Exact copy without images: repeat every entry as written.

== == ==

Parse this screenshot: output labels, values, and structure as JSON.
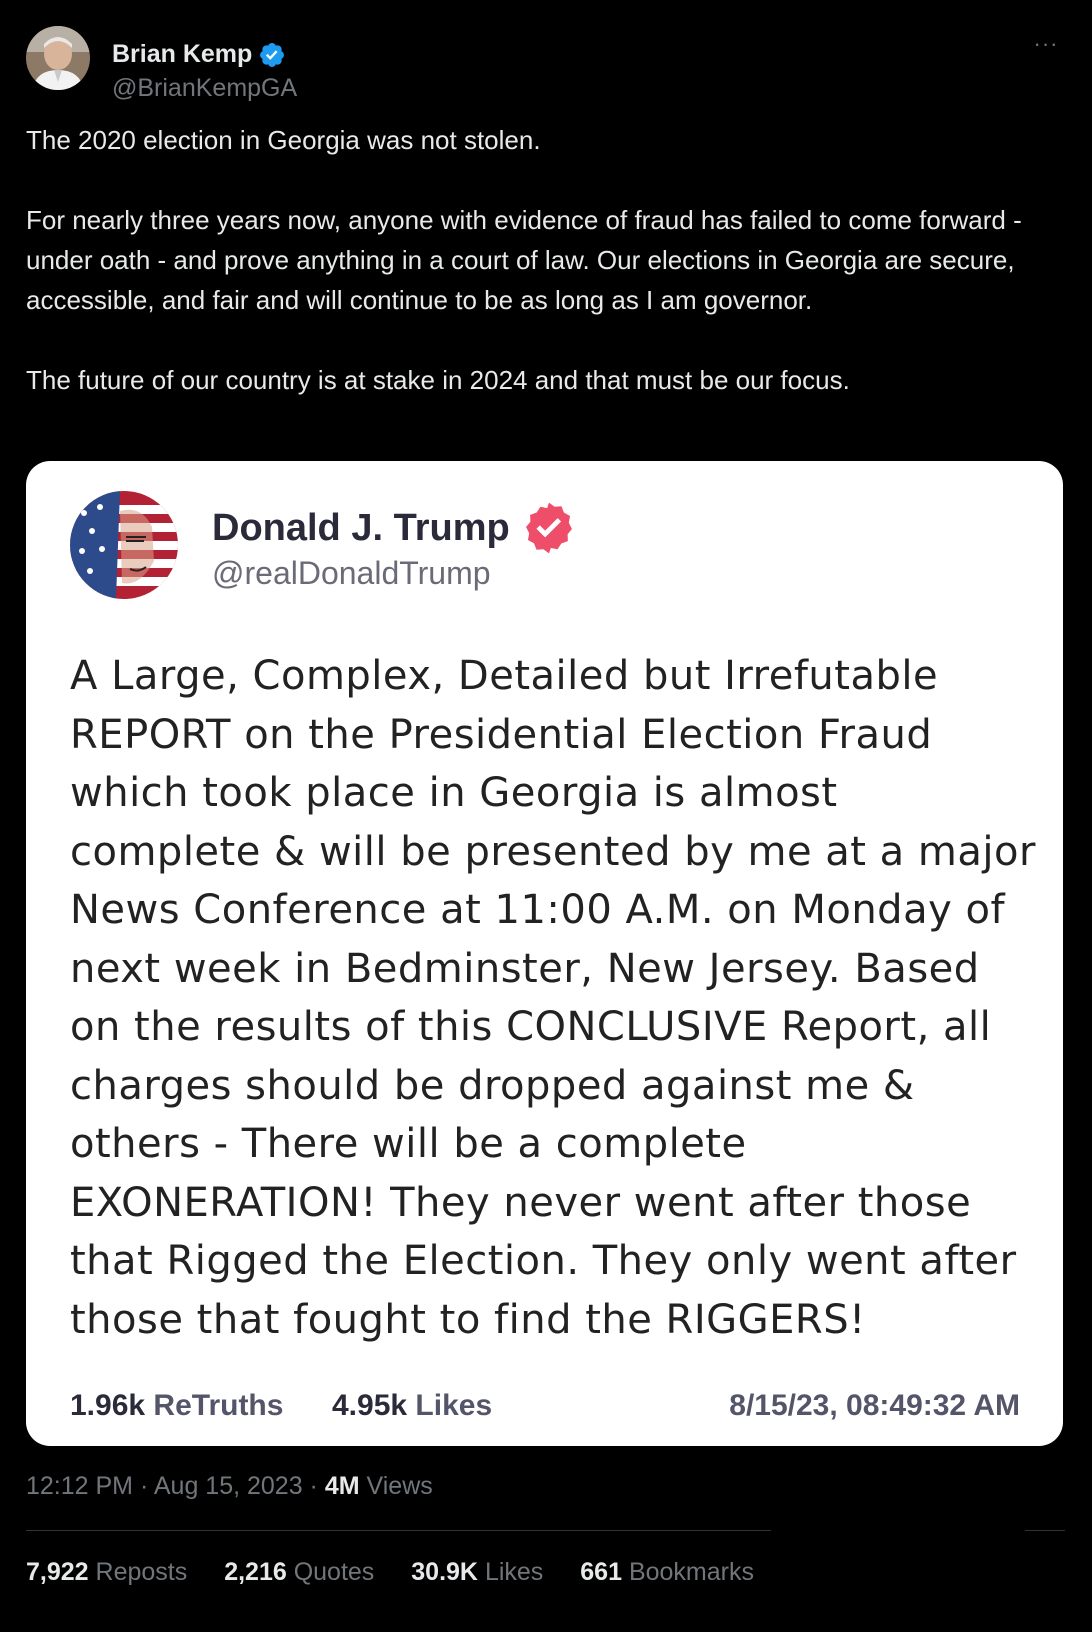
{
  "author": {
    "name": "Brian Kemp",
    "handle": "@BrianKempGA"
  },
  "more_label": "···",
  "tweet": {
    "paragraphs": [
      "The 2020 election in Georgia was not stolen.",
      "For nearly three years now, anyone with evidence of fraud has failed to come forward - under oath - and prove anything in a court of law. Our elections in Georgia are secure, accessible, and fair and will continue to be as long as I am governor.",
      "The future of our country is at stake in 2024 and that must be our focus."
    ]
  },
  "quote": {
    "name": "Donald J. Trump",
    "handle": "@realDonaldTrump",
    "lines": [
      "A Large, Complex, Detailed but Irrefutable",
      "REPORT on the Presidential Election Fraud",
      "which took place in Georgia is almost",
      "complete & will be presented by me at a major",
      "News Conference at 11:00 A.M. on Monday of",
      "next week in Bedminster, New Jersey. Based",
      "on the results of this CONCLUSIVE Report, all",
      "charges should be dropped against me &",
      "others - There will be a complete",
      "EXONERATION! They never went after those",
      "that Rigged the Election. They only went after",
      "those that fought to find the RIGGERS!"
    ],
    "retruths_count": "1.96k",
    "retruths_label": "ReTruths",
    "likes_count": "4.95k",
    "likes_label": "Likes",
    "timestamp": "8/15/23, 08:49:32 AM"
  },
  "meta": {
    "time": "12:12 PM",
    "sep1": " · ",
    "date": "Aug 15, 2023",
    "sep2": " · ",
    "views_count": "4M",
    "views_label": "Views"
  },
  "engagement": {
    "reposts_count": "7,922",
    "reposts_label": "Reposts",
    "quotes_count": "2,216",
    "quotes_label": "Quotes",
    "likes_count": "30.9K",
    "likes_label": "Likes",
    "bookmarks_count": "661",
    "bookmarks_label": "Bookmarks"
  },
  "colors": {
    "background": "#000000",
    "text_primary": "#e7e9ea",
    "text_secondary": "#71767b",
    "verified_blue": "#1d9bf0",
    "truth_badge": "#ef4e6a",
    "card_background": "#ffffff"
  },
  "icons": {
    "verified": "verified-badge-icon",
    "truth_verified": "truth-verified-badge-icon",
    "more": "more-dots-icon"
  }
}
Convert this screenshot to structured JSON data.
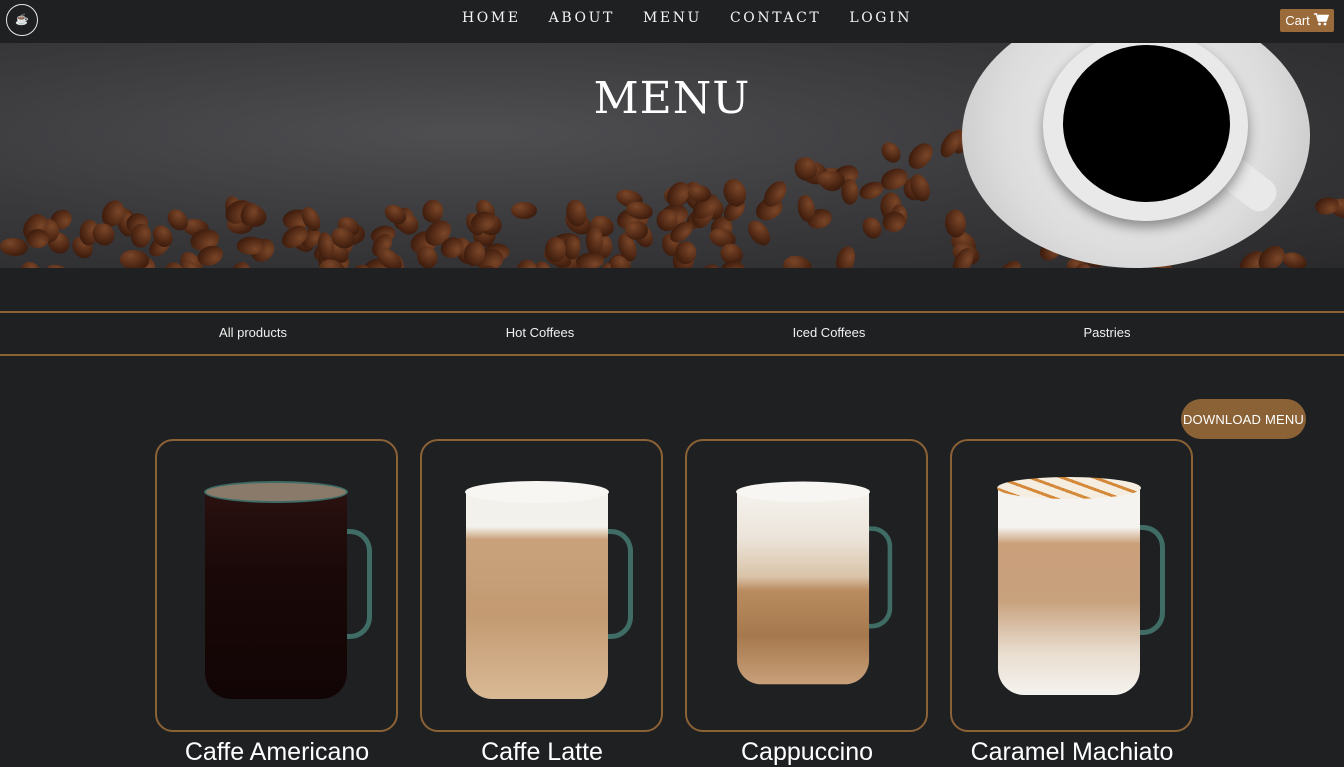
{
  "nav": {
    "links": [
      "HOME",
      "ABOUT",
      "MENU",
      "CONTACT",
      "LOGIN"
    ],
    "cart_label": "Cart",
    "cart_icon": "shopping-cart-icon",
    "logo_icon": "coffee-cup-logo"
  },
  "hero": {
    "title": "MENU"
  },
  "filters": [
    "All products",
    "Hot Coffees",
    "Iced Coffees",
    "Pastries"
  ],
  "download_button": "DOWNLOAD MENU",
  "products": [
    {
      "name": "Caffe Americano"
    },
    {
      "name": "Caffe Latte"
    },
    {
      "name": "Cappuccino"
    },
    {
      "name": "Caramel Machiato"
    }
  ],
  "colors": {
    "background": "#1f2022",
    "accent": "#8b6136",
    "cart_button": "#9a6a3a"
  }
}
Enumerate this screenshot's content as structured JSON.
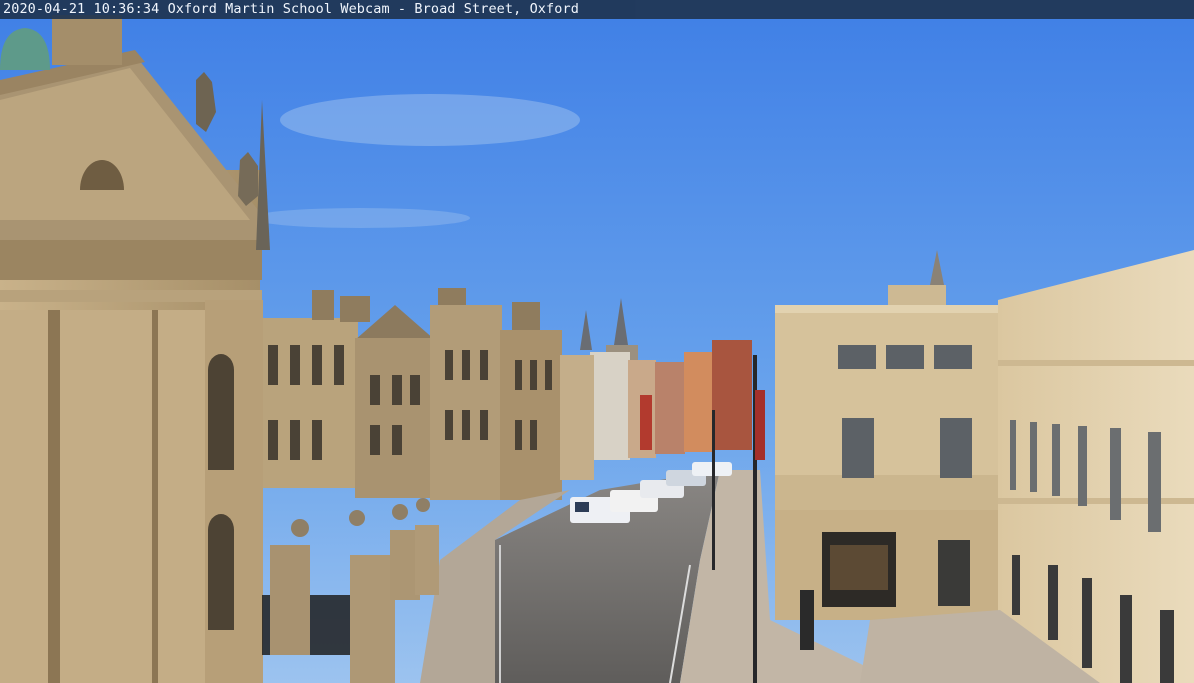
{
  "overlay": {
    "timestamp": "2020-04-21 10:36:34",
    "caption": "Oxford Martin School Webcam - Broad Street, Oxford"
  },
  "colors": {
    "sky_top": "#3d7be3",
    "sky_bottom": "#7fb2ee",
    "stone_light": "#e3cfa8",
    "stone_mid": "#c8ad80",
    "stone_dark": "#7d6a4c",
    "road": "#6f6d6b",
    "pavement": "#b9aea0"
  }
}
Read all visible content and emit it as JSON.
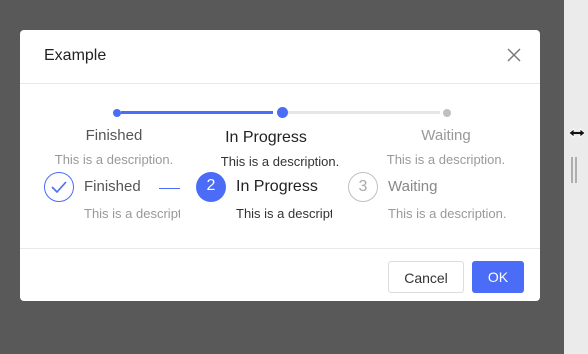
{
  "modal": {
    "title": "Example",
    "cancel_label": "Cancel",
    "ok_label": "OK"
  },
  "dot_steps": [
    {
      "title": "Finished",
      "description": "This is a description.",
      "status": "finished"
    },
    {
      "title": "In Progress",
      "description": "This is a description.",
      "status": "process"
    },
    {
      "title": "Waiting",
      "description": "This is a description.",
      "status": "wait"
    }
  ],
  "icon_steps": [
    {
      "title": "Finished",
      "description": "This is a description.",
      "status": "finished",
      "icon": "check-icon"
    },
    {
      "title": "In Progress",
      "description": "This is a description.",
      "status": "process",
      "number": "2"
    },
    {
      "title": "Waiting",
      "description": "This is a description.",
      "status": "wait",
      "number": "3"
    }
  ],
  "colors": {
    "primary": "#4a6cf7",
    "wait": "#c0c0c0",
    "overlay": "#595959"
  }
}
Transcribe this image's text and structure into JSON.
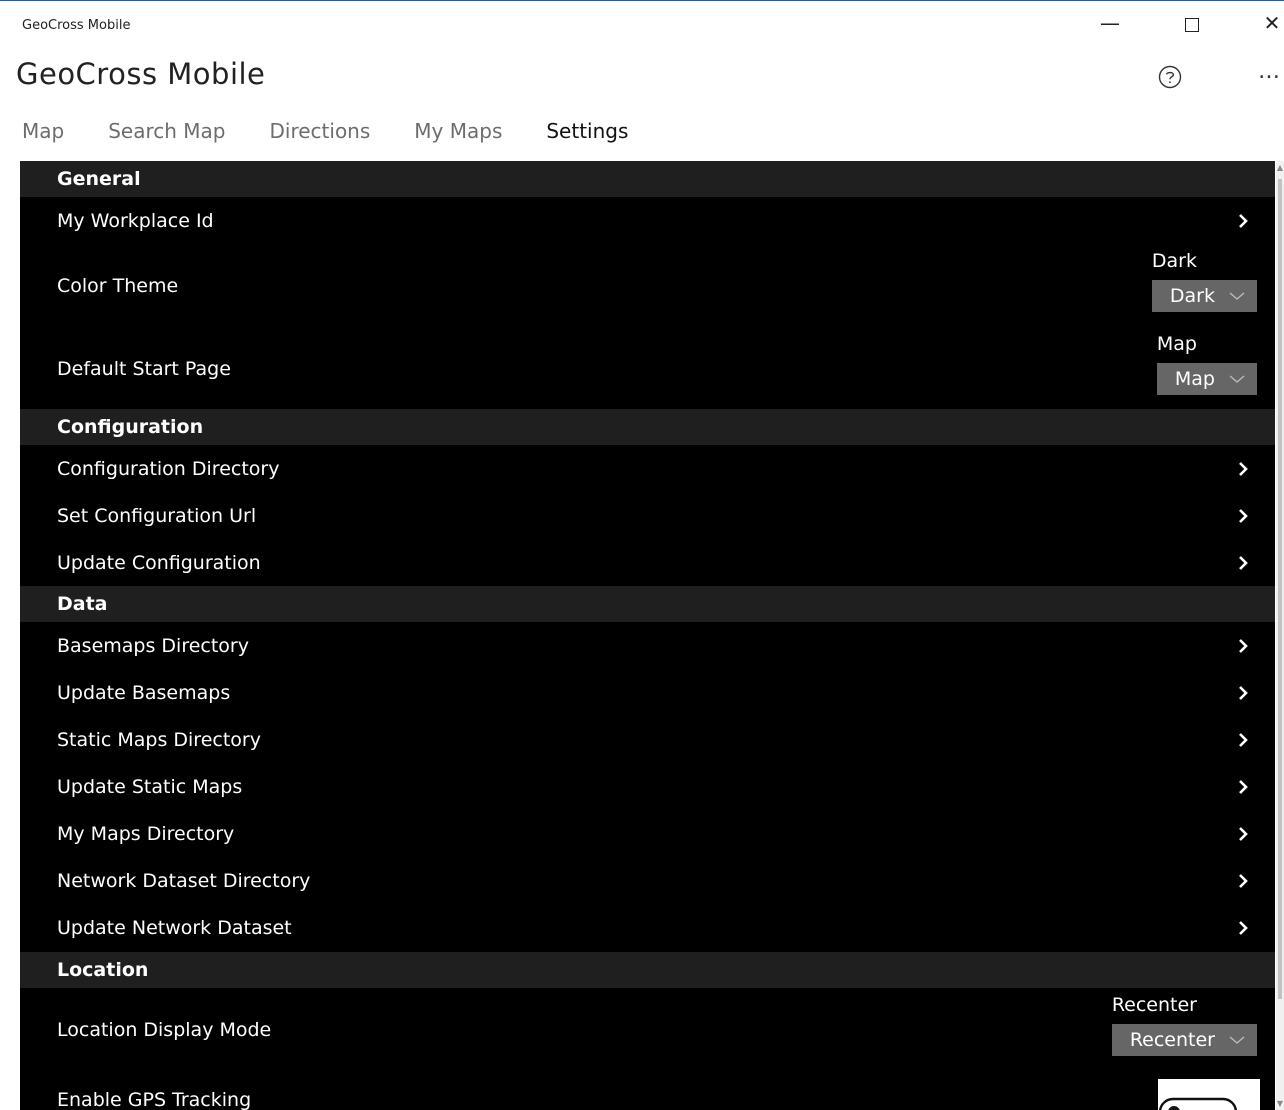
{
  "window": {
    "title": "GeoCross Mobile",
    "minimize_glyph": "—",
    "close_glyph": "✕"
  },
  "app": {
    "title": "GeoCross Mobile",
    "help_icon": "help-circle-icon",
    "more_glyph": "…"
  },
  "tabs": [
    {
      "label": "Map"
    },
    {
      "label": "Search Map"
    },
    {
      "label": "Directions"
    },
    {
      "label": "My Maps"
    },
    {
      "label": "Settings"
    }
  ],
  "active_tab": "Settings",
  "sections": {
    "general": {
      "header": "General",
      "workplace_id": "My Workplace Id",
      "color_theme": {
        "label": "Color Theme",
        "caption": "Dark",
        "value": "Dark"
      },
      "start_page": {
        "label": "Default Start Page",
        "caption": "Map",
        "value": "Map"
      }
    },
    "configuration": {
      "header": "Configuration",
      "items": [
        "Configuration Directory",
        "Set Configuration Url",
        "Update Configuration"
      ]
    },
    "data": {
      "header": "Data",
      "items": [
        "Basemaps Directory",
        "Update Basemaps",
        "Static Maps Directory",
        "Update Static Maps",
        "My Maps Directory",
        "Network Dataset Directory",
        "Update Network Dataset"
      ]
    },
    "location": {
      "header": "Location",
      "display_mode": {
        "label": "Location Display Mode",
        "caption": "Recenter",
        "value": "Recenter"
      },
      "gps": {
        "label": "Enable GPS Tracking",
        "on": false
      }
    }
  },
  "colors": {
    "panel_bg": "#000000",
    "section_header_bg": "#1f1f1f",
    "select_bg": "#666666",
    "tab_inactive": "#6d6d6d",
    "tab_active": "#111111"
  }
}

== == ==

▶ [Response]
Parse this screenshot: output labels, values, and structure as JSON.
{
  "author": {
    "name": "Brian Kemp",
    "handle": "@BrianKempGA"
  },
  "more_label": "···",
  "tweet": {
    "paragraphs": [
      "The 2020 election in Georgia was not stolen.",
      "For nearly three years now, anyone with evidence of fraud has failed to come forward - under oath - and prove anything in a court of law. Our elections in Georgia are secure, accessible, and fair and will continue to be as long as I am governor.",
      "The future of our country is at stake in 2024 and that must be our focus."
    ]
  },
  "quote": {
    "name": "Donald J. Trump",
    "handle": "@realDonaldTrump",
    "lines": [
      "A Large, Complex, Detailed but Irrefutable",
      "REPORT on the Presidential Election Fraud",
      "which took place in Georgia is almost",
      "complete & will be presented by me at a major",
      "News Conference at 11:00 A.M. on Monday of",
      "next week in Bedminster, New Jersey. Based",
      "on the results of this CONCLUSIVE Report, all",
      "charges should be dropped against me &",
      "others - There will be a complete",
      "EXONERATION! They never went after those",
      "that Rigged the Election. They only went after",
      "those that fought to find the RIGGERS!"
    ],
    "retruths_count": "1.96k",
    "retruths_label": "ReTruths",
    "likes_count": "4.95k",
    "likes_label": "Likes",
    "timestamp": "8/15/23, 08:49:32 AM"
  },
  "meta": {
    "time": "12:12 PM",
    "sep1": " · ",
    "date": "Aug 15, 2023",
    "sep2": " · ",
    "views_count": "4M",
    "views_label": "Views"
  },
  "engagement": {
    "reposts_count": "7,922",
    "reposts_label": "Reposts",
    "quotes_count": "2,216",
    "quotes_label": "Quotes",
    "likes_count": "30.9K",
    "likes_label": "Likes",
    "bookmarks_count": "661",
    "bookmarks_label": "Bookmarks"
  },
  "colors": {
    "background": "#000000",
    "text_primary": "#e7e9ea",
    "text_secondary": "#71767b",
    "verified_blue": "#1d9bf0",
    "truth_badge": "#ef4e6a",
    "card_background": "#ffffff"
  },
  "icons": {
    "verified": "verified-badge-icon",
    "truth_verified": "truth-verified-badge-icon",
    "more": "more-dots-icon"
  }
}
Convert this screenshot to structured JSON data.
{
  "nav": {
    "links": [
      "HOME",
      "ABOUT",
      "MENU",
      "CONTACT",
      "LOGIN"
    ],
    "cart_label": "Cart",
    "cart_icon": "shopping-cart-icon",
    "logo_icon": "coffee-cup-logo"
  },
  "hero": {
    "title": "MENU"
  },
  "filters": [
    "All products",
    "Hot Coffees",
    "Iced Coffees",
    "Pastries"
  ],
  "download_button": "DOWNLOAD MENU",
  "products": [
    {
      "name": "Caffe Americano"
    },
    {
      "name": "Caffe Latte"
    },
    {
      "name": "Cappuccino"
    },
    {
      "name": "Caramel Machiato"
    }
  ],
  "colors": {
    "background": "#1f2022",
    "accent": "#8b6136",
    "cart_button": "#9a6a3a"
  }
}
Enumerate this screenshot's content as structured JSON.
{
  "overlay": {
    "timestamp": "2020-04-21 10:36:34",
    "caption": "Oxford Martin School Webcam - Broad Street, Oxford"
  },
  "colors": {
    "sky_top": "#3d7be3",
    "sky_bottom": "#7fb2ee",
    "stone_light": "#e3cfa8",
    "stone_mid": "#c8ad80",
    "stone_dark": "#7d6a4c",
    "road": "#6f6d6b",
    "pavement": "#b9aea0"
  }
}
Read all visible content and emit it as JSON.
{
  "modal": {
    "title": "Example",
    "cancel_label": "Cancel",
    "ok_label": "OK"
  },
  "dot_steps": [
    {
      "title": "Finished",
      "description": "This is a description.",
      "status": "finished"
    },
    {
      "title": "In Progress",
      "description": "This is a description.",
      "status": "process"
    },
    {
      "title": "Waiting",
      "description": "This is a description.",
      "status": "wait"
    }
  ],
  "icon_steps": [
    {
      "title": "Finished",
      "description": "This is a description.",
      "status": "finished",
      "icon": "check-icon"
    },
    {
      "title": "In Progress",
      "description": "This is a description.",
      "status": "process",
      "number": "2"
    },
    {
      "title": "Waiting",
      "description": "This is a description.",
      "status": "wait",
      "number": "3"
    }
  ],
  "colors": {
    "primary": "#4a6cf7",
    "wait": "#c0c0c0",
    "overlay": "#595959"
  }
}
Transcribe this image's text and structure into JSON.
{
  "window": {
    "title": "GeoCross Mobile",
    "minimize_glyph": "—",
    "close_glyph": "✕"
  },
  "app": {
    "title": "GeoCross Mobile",
    "help_icon": "help-circle-icon",
    "more_glyph": "…"
  },
  "tabs": [
    {
      "label": "Map"
    },
    {
      "label": "Search Map"
    },
    {
      "label": "Directions"
    },
    {
      "label": "My Maps"
    },
    {
      "label": "Settings"
    }
  ],
  "active_tab": "Settings",
  "sections": {
    "general": {
      "header": "General",
      "workplace_id": "My Workplace Id",
      "color_theme": {
        "label": "Color Theme",
        "caption": "Dark",
        "value": "Dark"
      },
      "start_page": {
        "label": "Default Start Page",
        "caption": "Map",
        "value": "Map"
      }
    },
    "configuration": {
      "header": "Configuration",
      "items": [
        "Configuration Directory",
        "Set Configuration Url",
        "Update Configuration"
      ]
    },
    "data": {
      "header": "Data",
      "items": [
        "Basemaps Directory",
        "Update Basemaps",
        "Static Maps Directory",
        "Update Static Maps",
        "My Maps Directory",
        "Network Dataset Directory",
        "Update Network Dataset"
      ]
    },
    "location": {
      "header": "Location",
      "display_mode": {
        "label": "Location Display Mode",
        "caption": "Recenter",
        "value": "Recenter"
      },
      "gps": {
        "label": "Enable GPS Tracking",
        "on": false
      }
    }
  },
  "colors": {
    "panel_bg": "#000000",
    "section_header_bg": "#1f1f1f",
    "select_bg": "#666666",
    "tab_inactive": "#6d6d6d",
    "tab_active": "#111111"
  }
}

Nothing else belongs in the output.